E-cigarettes and harm reduction: an evidence review 2024 makes several recommendations for regulation, including restricting the promotion of e-cigarettes on social media, making e-cigarettes less affordable for young people, and introducing standardised packaging to make vapes and e-cigarettes less appealing.

Action on Smoking and Health (ASH) survey data shows that the prevalence of vaping among children and young people aged 11–17 has more than doubled from 3.2% in 2021 to 7.6% in 2023.

While not recommended for children and those who have never smoked, vaping can be particularly helpful for adults trying to stop smoking. Smoking accounts for 76,000 deaths annually in the UK, but we know that e-cigarettes can work as a tool to stop smoking. On average, for every 100 people trying to quit smoking, around 14 are likely to succeed using an e-cigarette.
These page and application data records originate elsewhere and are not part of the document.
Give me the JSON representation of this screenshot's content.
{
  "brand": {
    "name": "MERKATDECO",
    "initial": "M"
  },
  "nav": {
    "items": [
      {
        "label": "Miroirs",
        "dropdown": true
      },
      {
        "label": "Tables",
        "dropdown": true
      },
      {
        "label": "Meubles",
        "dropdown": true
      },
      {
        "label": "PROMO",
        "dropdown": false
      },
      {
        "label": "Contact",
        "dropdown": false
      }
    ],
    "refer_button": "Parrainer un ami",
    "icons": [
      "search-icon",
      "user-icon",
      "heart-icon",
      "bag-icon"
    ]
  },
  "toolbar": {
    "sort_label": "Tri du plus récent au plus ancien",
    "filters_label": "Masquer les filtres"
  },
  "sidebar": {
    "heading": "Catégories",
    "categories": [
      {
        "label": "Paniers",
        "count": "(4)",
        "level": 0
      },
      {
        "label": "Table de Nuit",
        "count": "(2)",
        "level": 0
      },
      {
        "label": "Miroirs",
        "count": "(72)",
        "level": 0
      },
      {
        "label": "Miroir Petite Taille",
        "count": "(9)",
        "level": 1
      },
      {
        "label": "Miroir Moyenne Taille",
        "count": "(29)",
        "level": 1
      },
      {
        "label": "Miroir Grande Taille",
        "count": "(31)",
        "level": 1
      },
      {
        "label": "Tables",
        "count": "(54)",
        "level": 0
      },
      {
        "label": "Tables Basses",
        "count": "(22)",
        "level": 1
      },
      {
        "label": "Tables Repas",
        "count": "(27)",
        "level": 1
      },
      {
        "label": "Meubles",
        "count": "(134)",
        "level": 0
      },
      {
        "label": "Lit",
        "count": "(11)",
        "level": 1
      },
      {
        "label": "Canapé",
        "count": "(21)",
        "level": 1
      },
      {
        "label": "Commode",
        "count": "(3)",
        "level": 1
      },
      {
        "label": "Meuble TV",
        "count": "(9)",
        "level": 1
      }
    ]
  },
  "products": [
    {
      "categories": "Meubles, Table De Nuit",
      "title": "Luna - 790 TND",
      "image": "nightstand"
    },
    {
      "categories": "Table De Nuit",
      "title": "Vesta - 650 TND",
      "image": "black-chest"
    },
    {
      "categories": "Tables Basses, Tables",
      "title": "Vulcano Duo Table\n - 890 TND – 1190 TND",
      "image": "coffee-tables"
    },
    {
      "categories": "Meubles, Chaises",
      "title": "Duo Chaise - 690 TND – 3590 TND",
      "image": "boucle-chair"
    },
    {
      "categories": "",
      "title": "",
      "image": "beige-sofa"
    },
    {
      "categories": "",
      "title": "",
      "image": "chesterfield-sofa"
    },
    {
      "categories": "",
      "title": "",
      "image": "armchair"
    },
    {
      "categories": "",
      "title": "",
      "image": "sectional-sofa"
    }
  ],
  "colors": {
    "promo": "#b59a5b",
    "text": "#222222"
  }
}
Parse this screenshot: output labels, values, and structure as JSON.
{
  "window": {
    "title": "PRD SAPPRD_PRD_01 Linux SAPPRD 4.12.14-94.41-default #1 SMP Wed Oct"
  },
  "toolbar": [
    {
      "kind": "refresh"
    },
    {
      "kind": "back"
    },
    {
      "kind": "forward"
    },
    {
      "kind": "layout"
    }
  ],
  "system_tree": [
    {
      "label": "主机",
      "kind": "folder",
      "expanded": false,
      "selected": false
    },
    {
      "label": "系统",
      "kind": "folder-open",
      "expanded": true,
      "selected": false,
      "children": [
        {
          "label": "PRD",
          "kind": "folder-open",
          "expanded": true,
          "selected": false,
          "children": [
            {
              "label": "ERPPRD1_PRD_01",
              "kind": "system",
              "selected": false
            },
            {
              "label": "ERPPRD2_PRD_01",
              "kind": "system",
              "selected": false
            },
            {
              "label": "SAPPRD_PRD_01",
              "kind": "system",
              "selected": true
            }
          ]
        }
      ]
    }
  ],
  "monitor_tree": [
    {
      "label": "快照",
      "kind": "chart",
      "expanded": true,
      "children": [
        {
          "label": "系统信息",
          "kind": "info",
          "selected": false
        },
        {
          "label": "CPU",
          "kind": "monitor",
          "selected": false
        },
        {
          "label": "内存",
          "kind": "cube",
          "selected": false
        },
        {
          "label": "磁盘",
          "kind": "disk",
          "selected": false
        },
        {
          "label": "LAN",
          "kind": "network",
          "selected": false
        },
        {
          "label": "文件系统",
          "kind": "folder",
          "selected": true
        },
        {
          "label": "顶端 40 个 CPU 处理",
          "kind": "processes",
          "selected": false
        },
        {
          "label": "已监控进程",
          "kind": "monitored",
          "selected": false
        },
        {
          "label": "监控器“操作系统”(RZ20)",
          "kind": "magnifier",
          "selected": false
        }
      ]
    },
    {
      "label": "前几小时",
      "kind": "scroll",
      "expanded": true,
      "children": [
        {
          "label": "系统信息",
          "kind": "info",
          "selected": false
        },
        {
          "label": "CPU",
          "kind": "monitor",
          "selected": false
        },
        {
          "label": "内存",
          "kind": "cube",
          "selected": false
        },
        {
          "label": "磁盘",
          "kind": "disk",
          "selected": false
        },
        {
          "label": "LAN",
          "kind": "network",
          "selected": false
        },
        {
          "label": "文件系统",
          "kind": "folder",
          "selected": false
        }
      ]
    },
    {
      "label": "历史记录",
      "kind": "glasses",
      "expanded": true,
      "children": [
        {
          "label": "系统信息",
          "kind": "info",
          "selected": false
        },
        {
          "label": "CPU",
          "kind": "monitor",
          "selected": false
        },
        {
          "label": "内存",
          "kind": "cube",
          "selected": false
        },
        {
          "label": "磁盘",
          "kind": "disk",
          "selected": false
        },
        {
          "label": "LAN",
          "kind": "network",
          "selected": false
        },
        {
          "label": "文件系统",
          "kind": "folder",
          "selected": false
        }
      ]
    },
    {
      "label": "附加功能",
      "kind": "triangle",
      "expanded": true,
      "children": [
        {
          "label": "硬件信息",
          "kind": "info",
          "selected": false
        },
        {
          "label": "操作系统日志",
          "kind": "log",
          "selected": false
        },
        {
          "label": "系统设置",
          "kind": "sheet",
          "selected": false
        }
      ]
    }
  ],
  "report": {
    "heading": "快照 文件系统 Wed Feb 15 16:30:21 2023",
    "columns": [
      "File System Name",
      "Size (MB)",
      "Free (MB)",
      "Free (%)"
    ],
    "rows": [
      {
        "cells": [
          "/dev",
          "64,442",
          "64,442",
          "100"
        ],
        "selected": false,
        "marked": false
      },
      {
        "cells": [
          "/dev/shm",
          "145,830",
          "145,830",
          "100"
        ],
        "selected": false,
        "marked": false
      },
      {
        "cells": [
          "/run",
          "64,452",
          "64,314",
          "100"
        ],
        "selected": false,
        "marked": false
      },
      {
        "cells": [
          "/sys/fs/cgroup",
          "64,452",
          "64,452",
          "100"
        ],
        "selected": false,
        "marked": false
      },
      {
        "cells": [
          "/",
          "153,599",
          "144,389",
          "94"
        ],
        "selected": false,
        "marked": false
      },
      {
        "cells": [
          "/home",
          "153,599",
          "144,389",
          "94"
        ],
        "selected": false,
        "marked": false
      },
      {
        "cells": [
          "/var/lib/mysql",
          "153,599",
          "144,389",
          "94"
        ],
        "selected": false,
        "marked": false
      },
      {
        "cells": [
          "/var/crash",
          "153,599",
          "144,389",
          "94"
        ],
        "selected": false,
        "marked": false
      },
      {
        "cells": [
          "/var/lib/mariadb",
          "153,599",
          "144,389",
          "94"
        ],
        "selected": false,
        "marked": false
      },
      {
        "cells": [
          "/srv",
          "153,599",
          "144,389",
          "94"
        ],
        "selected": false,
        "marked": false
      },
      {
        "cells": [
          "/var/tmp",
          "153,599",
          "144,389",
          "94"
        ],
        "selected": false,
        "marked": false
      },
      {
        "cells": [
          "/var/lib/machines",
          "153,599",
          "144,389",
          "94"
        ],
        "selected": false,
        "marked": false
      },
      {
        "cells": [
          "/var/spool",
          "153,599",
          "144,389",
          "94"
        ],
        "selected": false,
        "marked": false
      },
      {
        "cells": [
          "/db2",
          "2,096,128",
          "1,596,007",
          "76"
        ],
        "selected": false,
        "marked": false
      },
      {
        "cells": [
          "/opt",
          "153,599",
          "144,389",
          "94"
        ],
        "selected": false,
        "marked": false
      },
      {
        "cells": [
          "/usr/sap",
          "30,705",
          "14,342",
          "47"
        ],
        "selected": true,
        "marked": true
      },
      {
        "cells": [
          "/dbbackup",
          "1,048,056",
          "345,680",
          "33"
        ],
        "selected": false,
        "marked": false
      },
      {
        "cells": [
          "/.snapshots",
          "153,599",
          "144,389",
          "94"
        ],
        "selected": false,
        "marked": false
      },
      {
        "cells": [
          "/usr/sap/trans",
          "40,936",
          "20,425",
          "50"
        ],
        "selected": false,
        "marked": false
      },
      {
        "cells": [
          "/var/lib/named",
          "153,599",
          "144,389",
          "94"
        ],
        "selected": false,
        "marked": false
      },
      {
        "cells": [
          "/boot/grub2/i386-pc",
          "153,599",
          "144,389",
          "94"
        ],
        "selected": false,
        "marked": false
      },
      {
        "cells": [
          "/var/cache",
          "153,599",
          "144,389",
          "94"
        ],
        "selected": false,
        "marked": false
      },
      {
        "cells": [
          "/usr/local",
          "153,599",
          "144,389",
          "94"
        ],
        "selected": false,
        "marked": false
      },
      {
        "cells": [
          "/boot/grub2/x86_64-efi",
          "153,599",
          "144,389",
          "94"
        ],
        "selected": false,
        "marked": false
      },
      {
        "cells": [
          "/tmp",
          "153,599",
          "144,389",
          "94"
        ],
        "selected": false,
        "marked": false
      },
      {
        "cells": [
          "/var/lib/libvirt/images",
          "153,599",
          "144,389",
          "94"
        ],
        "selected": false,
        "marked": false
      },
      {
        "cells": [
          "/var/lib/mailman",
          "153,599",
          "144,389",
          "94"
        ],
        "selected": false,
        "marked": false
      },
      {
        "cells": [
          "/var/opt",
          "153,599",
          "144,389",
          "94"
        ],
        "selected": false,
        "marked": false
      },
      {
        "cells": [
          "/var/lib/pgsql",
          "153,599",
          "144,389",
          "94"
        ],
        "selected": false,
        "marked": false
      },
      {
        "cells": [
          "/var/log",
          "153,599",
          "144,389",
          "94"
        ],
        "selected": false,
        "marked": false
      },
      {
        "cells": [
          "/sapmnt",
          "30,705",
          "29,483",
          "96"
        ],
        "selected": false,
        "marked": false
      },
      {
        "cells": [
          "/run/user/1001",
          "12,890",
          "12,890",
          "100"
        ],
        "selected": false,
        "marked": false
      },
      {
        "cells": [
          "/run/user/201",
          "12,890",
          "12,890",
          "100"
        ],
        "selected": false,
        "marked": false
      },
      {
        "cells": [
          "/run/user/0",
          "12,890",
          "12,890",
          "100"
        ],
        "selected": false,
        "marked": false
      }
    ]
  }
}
Only 6 in 100 are likely to quit without using any aids.

Smoking is the leading cause of preventable death and illness in the UK. The RCP fully supports the ambitions of the Tobacco and Vapes Bill for a smokefree generation.

Professor Sanjay Agrawal, the RCP's special adviser on tobacco, said:

“We know that e-cigarettes are at least twice as effective for quitting smoking than simply doing it on your own. It’s therefore crucial that they are made available for adults to successfully quit smoking for good.

“But we can’t ignore the huge rise in children and young people taking up vaping nor their environmental impact. Vaping might be safer than tobacco but has its own risks. We’re recommending regulation to create a much-needed safety net - protecting young people from vaping but allowing their use for people to stop smoking.”

The RCP’s proposed recommendations for better regulation of e-cigarettes are:

  1. Price - raising their price by introducing an excise tax and minimum unit pricing whilst banning multi buy purchases but making sure they remain a less expensive option for people using them to quit smoking.
  2. Promotion - restricting ‘point of sale’ in store promotional materials and product visibility, and restricting promotion on social media.
  3. Purchase - ensure Trading Standards services are sufficiently resourced to effectively enforce e-cigarette sales legislation and reduce underage sales.
  4. Products - Make products less appealing to young people by introducing standardised packaging and flavour descriptors. Require manufacturers to limit the production of toxic substances from vapes, require the MHRA to independently verify product contents, provide advice to consumers on which are the safest products if using them to stop smoking and require manufacturers cover the costs of recycling.